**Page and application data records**
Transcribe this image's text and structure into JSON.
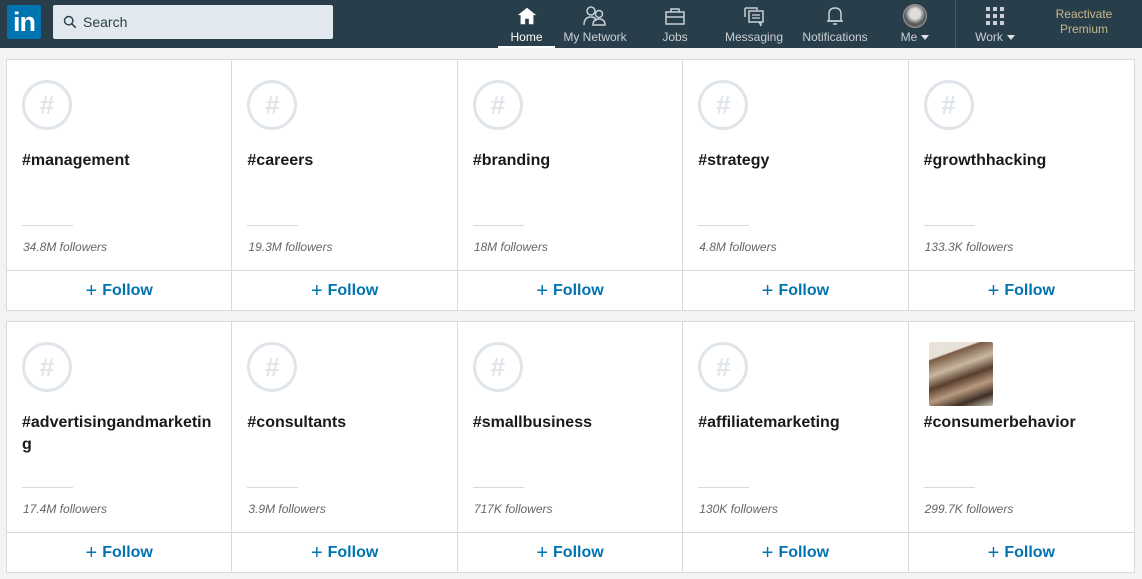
{
  "nav": {
    "logo": "in",
    "search_placeholder": "Search",
    "items": [
      {
        "label": "Home",
        "icon": "home-icon",
        "active": true
      },
      {
        "label": "My Network",
        "icon": "network-icon"
      },
      {
        "label": "Jobs",
        "icon": "briefcase-icon"
      },
      {
        "label": "Messaging",
        "icon": "messaging-icon"
      },
      {
        "label": "Notifications",
        "icon": "bell-icon"
      },
      {
        "label": "Me",
        "icon": "avatar"
      },
      {
        "label": "Work",
        "icon": "grid-icon"
      }
    ],
    "premium_line1": "Reactivate",
    "premium_line2": "Premium"
  },
  "follow_label": "Follow",
  "hashtags": [
    {
      "tag": "#management",
      "followers": "34.8M followers"
    },
    {
      "tag": "#careers",
      "followers": "19.3M followers"
    },
    {
      "tag": "#branding",
      "followers": "18M followers"
    },
    {
      "tag": "#strategy",
      "followers": "4.8M followers"
    },
    {
      "tag": "#growthhacking",
      "followers": "133.3K followers"
    },
    {
      "tag": "#advertisingandmarketing",
      "followers": "17.4M followers"
    },
    {
      "tag": "#consultants",
      "followers": "3.9M followers"
    },
    {
      "tag": "#smallbusiness",
      "followers": "717K followers"
    },
    {
      "tag": "#affiliatemarketing",
      "followers": "130K followers"
    },
    {
      "tag": "#consumerbehavior",
      "followers": "299.7K followers",
      "image": true
    }
  ]
}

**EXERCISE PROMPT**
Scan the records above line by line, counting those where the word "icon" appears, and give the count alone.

**ANSWER AREA**
7